Assignment
The word "iptables" marks the lines to find; copy every such line from the data below.

"""

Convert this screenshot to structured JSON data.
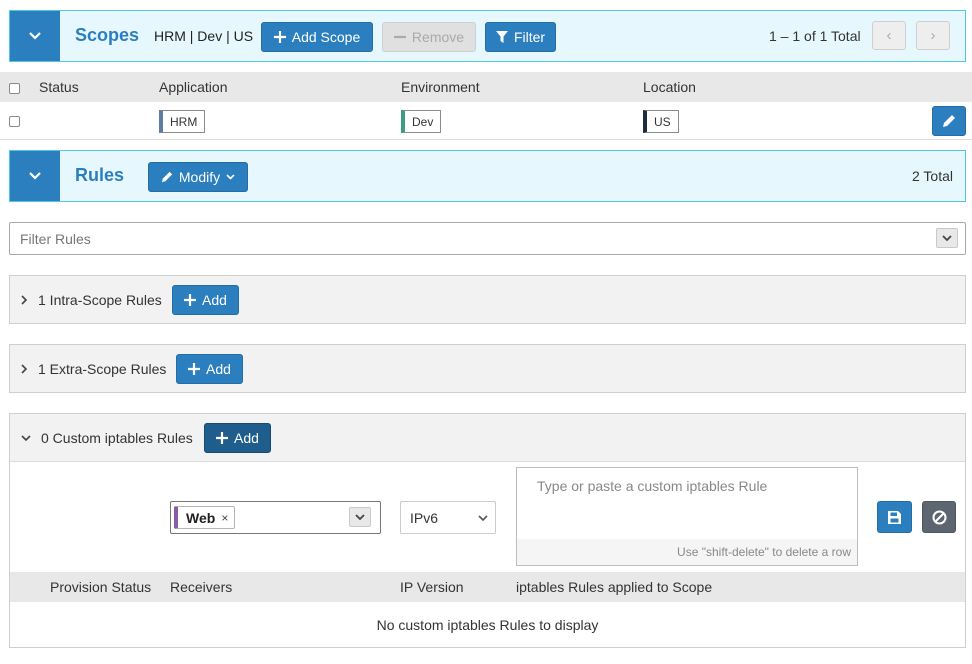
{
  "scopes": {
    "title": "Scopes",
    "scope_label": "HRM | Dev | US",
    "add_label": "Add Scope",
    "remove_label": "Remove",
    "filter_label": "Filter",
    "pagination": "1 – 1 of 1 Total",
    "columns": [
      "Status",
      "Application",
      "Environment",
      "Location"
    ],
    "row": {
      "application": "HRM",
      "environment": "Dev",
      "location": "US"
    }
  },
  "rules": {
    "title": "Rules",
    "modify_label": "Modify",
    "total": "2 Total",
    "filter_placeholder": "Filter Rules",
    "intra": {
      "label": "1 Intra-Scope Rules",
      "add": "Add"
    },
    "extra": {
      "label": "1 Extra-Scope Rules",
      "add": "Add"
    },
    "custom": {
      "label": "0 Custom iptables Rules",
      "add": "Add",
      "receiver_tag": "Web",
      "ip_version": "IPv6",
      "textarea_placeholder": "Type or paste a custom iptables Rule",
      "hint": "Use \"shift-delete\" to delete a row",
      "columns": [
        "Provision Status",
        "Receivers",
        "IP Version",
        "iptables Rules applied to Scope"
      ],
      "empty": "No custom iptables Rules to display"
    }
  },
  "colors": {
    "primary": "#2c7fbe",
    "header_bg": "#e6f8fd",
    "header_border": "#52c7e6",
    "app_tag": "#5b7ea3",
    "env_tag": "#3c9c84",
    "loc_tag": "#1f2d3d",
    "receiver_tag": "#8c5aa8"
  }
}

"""
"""

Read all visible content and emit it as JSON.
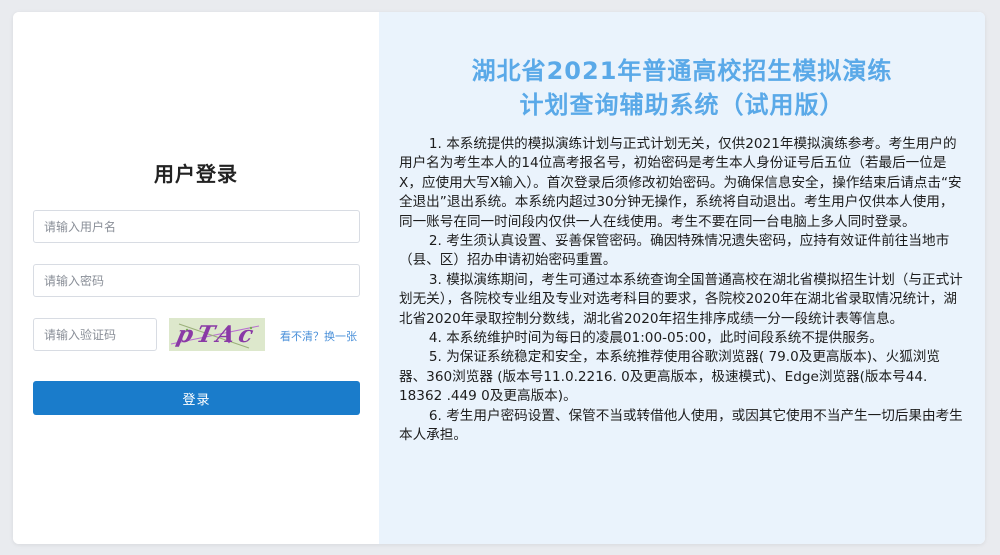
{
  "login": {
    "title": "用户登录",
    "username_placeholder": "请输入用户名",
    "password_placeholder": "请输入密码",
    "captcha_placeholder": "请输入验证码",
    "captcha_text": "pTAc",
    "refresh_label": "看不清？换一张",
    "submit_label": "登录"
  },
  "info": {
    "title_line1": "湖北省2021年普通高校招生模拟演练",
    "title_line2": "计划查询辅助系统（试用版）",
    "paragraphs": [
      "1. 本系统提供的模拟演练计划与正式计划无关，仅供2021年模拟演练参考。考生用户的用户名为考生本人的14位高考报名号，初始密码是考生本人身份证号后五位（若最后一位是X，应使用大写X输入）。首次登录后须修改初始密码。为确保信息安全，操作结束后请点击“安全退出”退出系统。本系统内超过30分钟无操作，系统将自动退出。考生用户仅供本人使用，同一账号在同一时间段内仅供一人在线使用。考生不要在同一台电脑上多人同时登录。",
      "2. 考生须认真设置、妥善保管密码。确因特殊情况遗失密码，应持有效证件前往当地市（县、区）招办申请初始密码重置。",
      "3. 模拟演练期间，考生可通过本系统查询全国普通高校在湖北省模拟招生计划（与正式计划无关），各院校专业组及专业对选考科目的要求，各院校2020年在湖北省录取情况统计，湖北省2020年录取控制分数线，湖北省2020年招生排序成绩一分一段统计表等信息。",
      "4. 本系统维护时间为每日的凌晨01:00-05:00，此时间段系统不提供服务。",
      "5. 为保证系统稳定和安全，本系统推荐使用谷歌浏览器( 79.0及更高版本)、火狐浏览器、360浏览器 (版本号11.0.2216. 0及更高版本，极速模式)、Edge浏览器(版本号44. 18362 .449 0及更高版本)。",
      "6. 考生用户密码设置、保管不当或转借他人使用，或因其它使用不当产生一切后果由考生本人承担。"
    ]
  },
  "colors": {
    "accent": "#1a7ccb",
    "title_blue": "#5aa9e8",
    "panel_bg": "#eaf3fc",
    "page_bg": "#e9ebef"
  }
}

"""

Response for this exercise
      "label": "0 Custom iptables Rules",
      "textarea_placeholder": "Type or paste a custom iptables Rule",
        "iptables Rules applied to Scope"
      "empty": "No custom iptables Rules to display"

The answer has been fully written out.